solicitors to use one pensions expert to calculate a fair
value, this would keep the costs down.
If the parties use their own experts and different values
are reached for the retirement benefits, this will create
animosity between the parties, prolong the legal process
and increase costs further. Ultimately if the parties
cannot agree on a single pensions expert either at the
first appointment or at financial dispute resolution (FDR)
the court will apply its power under part 35 of the Civil
Procedure Rules 1998 to instruct that expert evidence
be given by a single pensions expert as the step-by-step
guide shows, thereby negating the action
to have two pension experts in the first place.
How do you choose a single pensions expert?
Firstly there must be agreement between the parties through
their solicitors to use a single pensions expert. The
pensions expert will usually be a pensions consultant
with the qualification of G60 Pensions or equivalent.
The parties should also have sufficient confidence that
the pensions expert is knowledgeable in the area of pensions
The pensions expert could be one that is recommended through
the solicitors of the parties or selected by the parties
independently and instructed to work with solicitors when
conducting the pension audit. To keep the costs down,
the parties should find a pensions expert that will undertake
the pension audit on a fixed fee basis as often there
will be additional work to be performed after the valuation
report is completed.
How is a pensions expert remunerated?
For work done on a pension audit during divorce to determine
a fair value of the retirement
benefits, the pensions expert will be remunerated
by way of a fee. To keep the costs down both the parties
should select a single pensions expert that will usually
be a pensions consultant or actuary that will work on
a fixed fee basis.
This means that if after the valuation
report is completed and further work is required from
the pensions consultant (because the parties may now have
to re-negotiate the share of matrimonial assets) at least
there will be no further costs from the pensions consultant.

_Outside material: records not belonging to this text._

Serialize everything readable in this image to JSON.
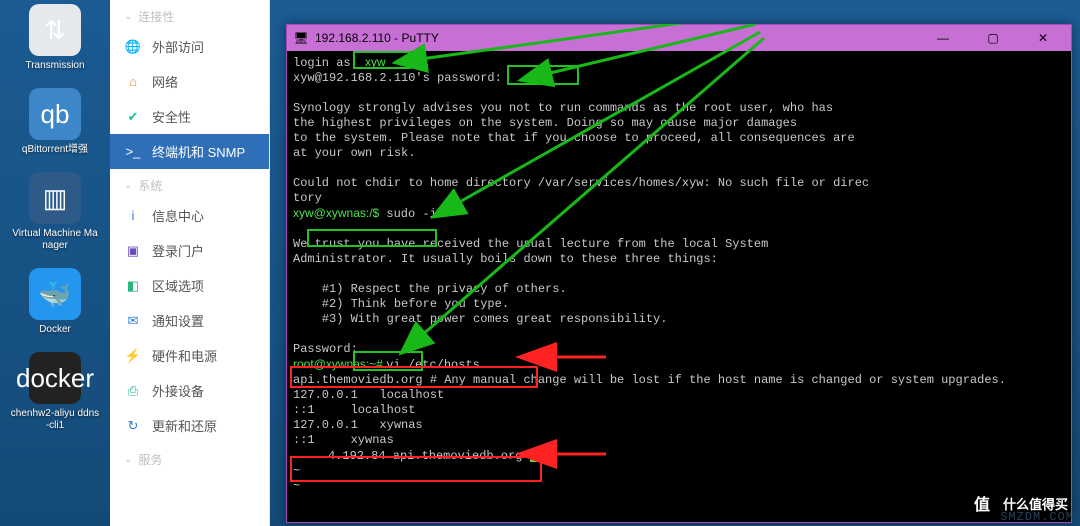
{
  "desktop": [
    {
      "name": "transmission",
      "label": "Transmission",
      "glyph": "⇅",
      "cls": "g-trans"
    },
    {
      "name": "qbittorrent",
      "label": "qBittorrent增强",
      "glyph": "qb",
      "cls": "g-qbit"
    },
    {
      "name": "vmm",
      "label": "Virtual Machine Manager",
      "glyph": "▥",
      "cls": "g-vmm"
    },
    {
      "name": "docker",
      "label": "Docker",
      "glyph": "🐳",
      "cls": "g-docker"
    },
    {
      "name": "docker2",
      "label": "chenhw2-aliyu ddns-cli1",
      "glyph": "docker",
      "cls": "g-docker2"
    }
  ],
  "sidebar": {
    "groups": [
      {
        "label": "连接性",
        "items": [
          {
            "name": "external-access",
            "label": "外部访问",
            "icon": "🌐",
            "color": "#24a5ef"
          },
          {
            "name": "network",
            "label": "网络",
            "icon": "⌂",
            "color": "#f08a3c"
          },
          {
            "name": "security",
            "label": "安全性",
            "icon": "✔",
            "color": "#19c29a"
          },
          {
            "name": "terminal-snmp",
            "label": "终端机和 SNMP",
            "icon": ">_",
            "color": "#445",
            "active": true
          }
        ]
      },
      {
        "label": "系统",
        "items": [
          {
            "name": "info-center",
            "label": "信息中心",
            "icon": "i",
            "color": "#2f7bd8"
          },
          {
            "name": "login-portal",
            "label": "登录门户",
            "icon": "▣",
            "color": "#6a4bbf"
          },
          {
            "name": "region",
            "label": "区域选项",
            "icon": "◧",
            "color": "#26b57a"
          },
          {
            "name": "notification",
            "label": "通知设置",
            "icon": "✉",
            "color": "#2f7bd8"
          },
          {
            "name": "hardware-power",
            "label": "硬件和电源",
            "icon": "⚡",
            "color": "#7a8896"
          },
          {
            "name": "external-devices",
            "label": "外接设备",
            "icon": "⎙",
            "color": "#1fb59a"
          },
          {
            "name": "update-restore",
            "label": "更新和还原",
            "icon": "↻",
            "color": "#2f7bd8"
          }
        ]
      },
      {
        "label": "服务",
        "items": []
      }
    ]
  },
  "putty": {
    "title": "192.168.2.110 - PuTTY",
    "login_as": "login as:",
    "user": "xyw",
    "pwprompt": "xyw@192.168.2.110's password:",
    "warn1": "Synology strongly advises you not to run commands as the root user, who has",
    "warn2": "the highest privileges on the system. Doing so may cause major damages",
    "warn3": "to the system. Please note that if you choose to proceed, all consequences are",
    "warn4": "at your own risk.",
    "chdir1": "Could not chdir to home directory /var/services/homes/xyw: No such file or direc",
    "chdir2": "tory",
    "prompt1": "xyw@xywnas:/$",
    "cmd1": "sudo -i",
    "trust1": "We trust you have received the usual lecture from the local System",
    "trust2": "Administrator. It usually boils down to these three things:",
    "rule1": "    #1) Respect the privacy of others.",
    "rule2": "    #2) Think before you type.",
    "rule3": "    #3) With great power comes great responsibility.",
    "pwd2": "Password:",
    "prompt2": "root@xywnas:~# ",
    "cmd2": "vi /etc/hosts",
    "hosts1": "api.themoviedb.org # Any manual change will be lost if the host name is changed or system upgrades.",
    "hosts2": "127.0.0.1   localhost",
    "hosts3": "::1     localhost",
    "hosts4": "127.0.0.1   xywnas",
    "hosts5": "::1     xywnas",
    "hosts6_ip": "   4.192.84",
    "hosts6_host": "api.themoviedb.org",
    "tilde": "~"
  },
  "watermark": {
    "brand": "什么值得买",
    "sub": "SMZDM.COM"
  }
}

Where the parties agree to appoint a single pensions expert
the cost of the pension audit is split between both parties,
unless agreed otherwise, and the fee can be paid directly

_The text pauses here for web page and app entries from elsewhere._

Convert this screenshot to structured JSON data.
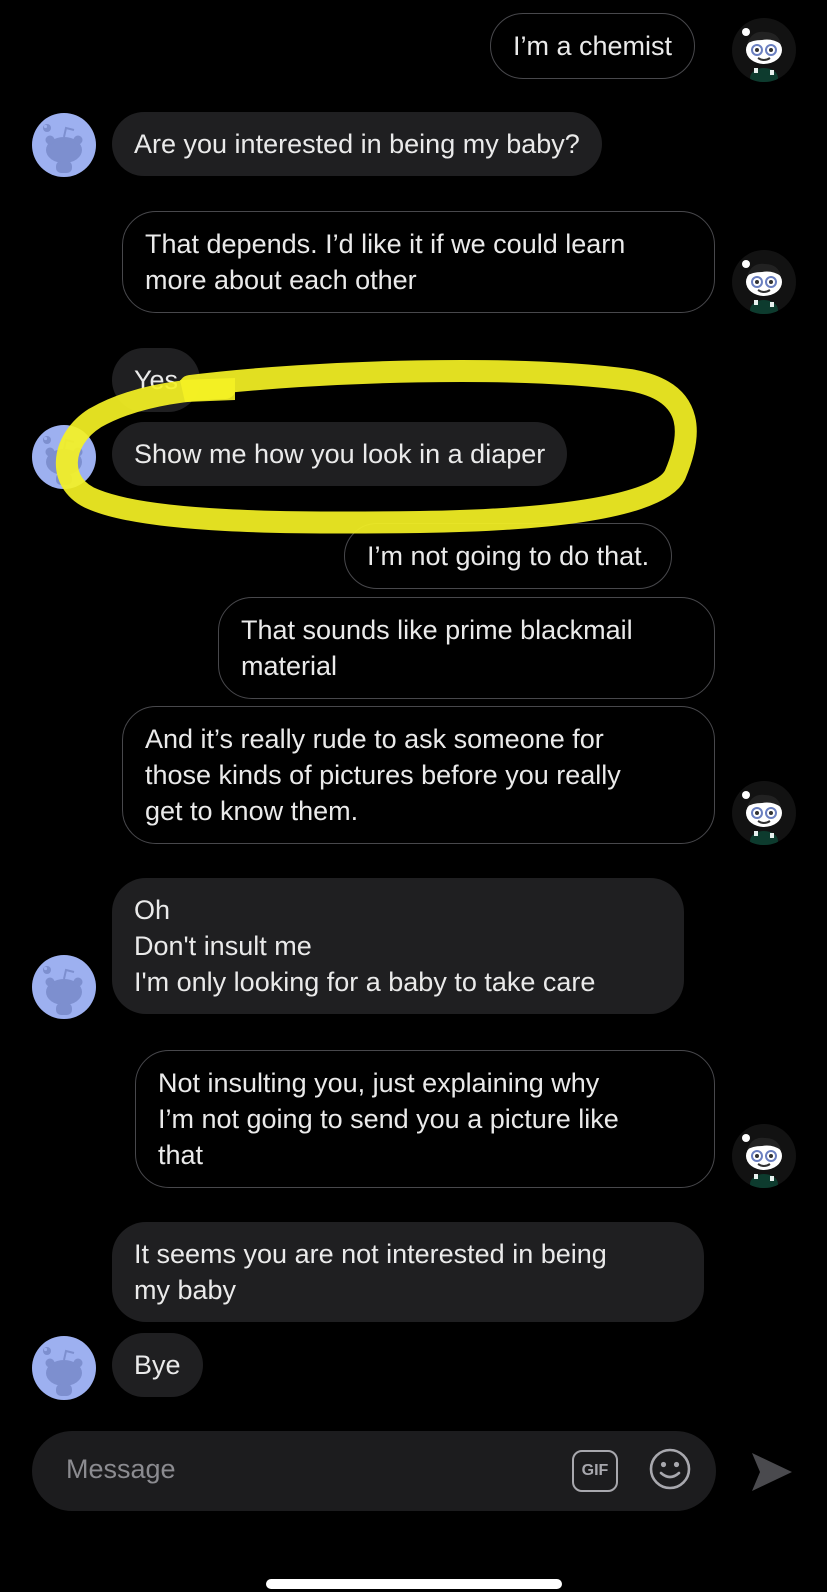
{
  "messages": [
    {
      "from": "me",
      "text": "I’m a chemist"
    },
    {
      "from": "them",
      "text": "Are you interested in being my baby?"
    },
    {
      "from": "me",
      "text": "That depends. I’d like it if we could learn\nmore about each other"
    },
    {
      "from": "them",
      "text": "Yes"
    },
    {
      "from": "them",
      "text": "Show me how you look in a diaper"
    },
    {
      "from": "me",
      "text": "I’m not going to do that."
    },
    {
      "from": "me",
      "text": "That sounds like prime blackmail\nmaterial"
    },
    {
      "from": "me",
      "text": "And it’s really rude to ask someone for\nthose kinds of pictures before you really\nget to know them."
    },
    {
      "from": "them",
      "text": "Oh\nDon't insult me\nI'm only looking for a baby to take care"
    },
    {
      "from": "me",
      "text": "Not insulting you, just explaining why\nI’m not going to send you a picture like\nthat"
    },
    {
      "from": "them",
      "text": "It seems you are not interested in being\nmy baby"
    },
    {
      "from": "them",
      "text": "Bye"
    }
  ],
  "composer": {
    "placeholder": "Message",
    "gif_label": "GIF",
    "icons": [
      "gif-icon",
      "emoji-icon",
      "send-icon"
    ]
  },
  "colors": {
    "background": "#000000",
    "incoming_bubble": "#1f1f21",
    "outgoing_border": "#48484c",
    "highlight": "#f5f224",
    "their_avatar": "#9db0f0"
  },
  "annotation": {
    "type": "highlighter-circle",
    "target_message": 4
  }
}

to the pensions consultant or via the solicitors when
work is completed.
How much will it cost?
If after using the analysis

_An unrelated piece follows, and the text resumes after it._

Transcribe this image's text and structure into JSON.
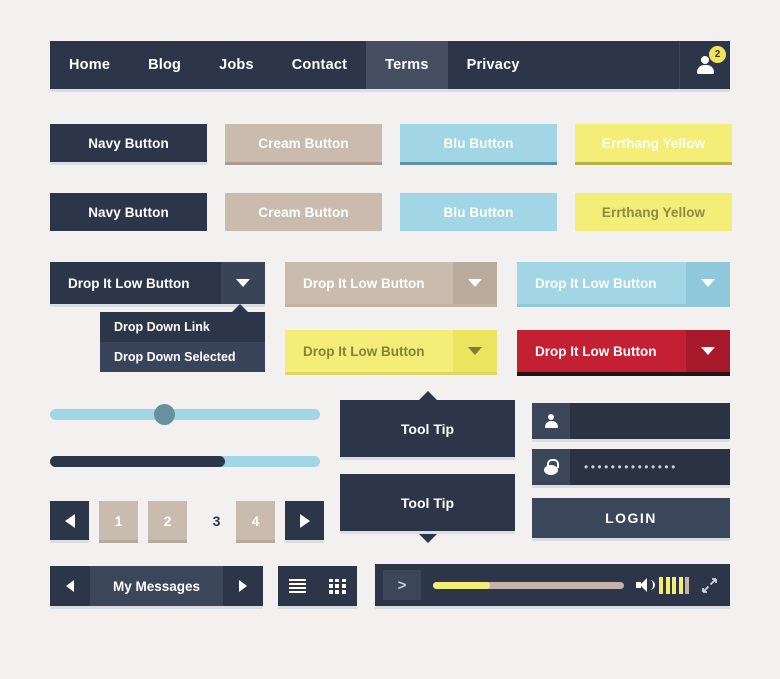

rating table it show your spouse's pension arrangements
are an A (significant) rating or B (moderating), you would
benefit from a pension
audit report, and you should expect a report to
cost approximately £1,000 plus vat.
What information will a valuation report provide?
The valuation report will reflect the requirement of the
parties as well as to determine a fair value of the retirement
benefits.The report will show the fair value for all the
pension arrangements of the parties as a suitably adjusted
CETV, this being based on the cash equivalent transfer
value obtained from the provider. For a defined benefit
final salary pension the details of all benefits including
the funding position of the occupational pension scheme
will be reflected in the fair value.
The benefits will be shown in terms of applying to earmarking and also to pension
sharing. Whatever the requirements of the parties
for a percentage of retirement benefits, for each scenario
required the members
reduced benefits will also be shown. For pension sharing
the report will also indicate whether the former spouse
is allowed dual membership or if only an external transfer
In many cases the spouse is nearing retirement and requires a pension income from either an internal or external transfer. Where this is a money purchase scheme, the spouse can use the pension fund to buy an annuity and has the option to use an open market option to search for the highest pension annuity. Once you have purchased an annuity it cannot be changed, so learn more about annuities, compare annuity rates and before making a decision at retirement, secure a personalised annuity quote offering guaranteed rates.